Assignment:
Repeat every line of the data exactly; no picture belongs in the copy.

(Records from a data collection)
::::::::

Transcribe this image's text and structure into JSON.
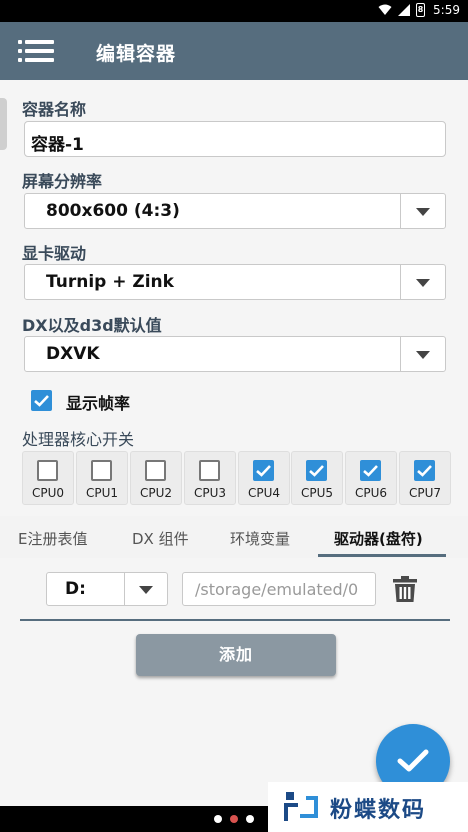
{
  "status_bar": {
    "battery_level": "8",
    "time": "5:59"
  },
  "app_bar": {
    "title": "编辑容器"
  },
  "form": {
    "name_label": "容器名称",
    "name_value": "容器-1",
    "resolution_label": "屏幕分辨率",
    "resolution_value": "800x600 (4:3)",
    "driver_label": "显卡驱动",
    "driver_value": "Turnip + Zink",
    "dx_label": "DX以及d3d默认值",
    "dx_value": "DXVK",
    "show_fps_label": "显示帧率",
    "show_fps_checked": true,
    "cpu_label": "处理器核心开关",
    "cpus": [
      {
        "label": "CPU0",
        "checked": false
      },
      {
        "label": "CPU1",
        "checked": false
      },
      {
        "label": "CPU2",
        "checked": false
      },
      {
        "label": "CPU3",
        "checked": false
      },
      {
        "label": "CPU4",
        "checked": true
      },
      {
        "label": "CPU5",
        "checked": true
      },
      {
        "label": "CPU6",
        "checked": true
      },
      {
        "label": "CPU7",
        "checked": true
      }
    ]
  },
  "tabs": [
    {
      "label": "E注册表值",
      "active": false
    },
    {
      "label": "DX 组件",
      "active": false
    },
    {
      "label": "环境变量",
      "active": false
    },
    {
      "label": "驱动器(盘符)",
      "active": true
    }
  ],
  "drive": {
    "letter": "D:",
    "path_placeholder": "/storage/emulated/0"
  },
  "add_button": "添加",
  "watermark": {
    "text": "粉蝶数码"
  },
  "colors": {
    "app_bar": "#566d7e",
    "accent": "#2f8fd8",
    "add_button": "#8b98a2"
  }
}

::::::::

Answer section:
Transcribe this image's text and structure into JSON.
{
  "status_bar": {
    "battery_level": "8",
    "time": "5:59"
  },
  "app_bar": {
    "title": "编辑容器"
  },
  "form": {
    "name_label": "容器名称",
    "name_value": "容器-1",
    "resolution_label": "屏幕分辨率",
    "resolution_value": "800x600 (4:3)",
    "driver_label": "显卡驱动",
    "driver_value": "Turnip + Zink",
    "dx_label": "DX以及d3d默认值",
    "dx_value": "DXVK",
    "show_fps_label": "显示帧率",
    "show_fps_checked": true,
    "cpu_label": "处理器核心开关",
    "cpus": [
      {
        "label": "CPU0",
        "checked": false
      },
      {
        "label": "CPU1",
        "checked": false
      },
      {
        "label": "CPU2",
        "checked": false
      },
      {
        "label": "CPU3",
        "checked": false
      },
      {
        "label": "CPU4",
        "checked": true
      },
      {
        "label": "CPU5",
        "checked": true
      },
      {
        "label": "CPU6",
        "checked": true
      },
      {
        "label": "CPU7",
        "checked": true
      }
    ]
  },
  "tabs": [
    {
      "label": "E注册表值",
      "active": false
    },
    {
      "label": "DX 组件",
      "active": false
    },
    {
      "label": "环境变量",
      "active": false
    },
    {
      "label": "驱动器(盘符)",
      "active": true
    }
  ],
  "drive": {
    "letter": "D:",
    "path_placeholder": "/storage/emulated/0"
  },
  "add_button": "添加",
  "watermark": {
    "text": "粉蝶数码"
  },
  "colors": {
    "app_bar": "#566d7e",
    "accent": "#2f8fd8",
    "add_button": "#8b98a2"
  }
}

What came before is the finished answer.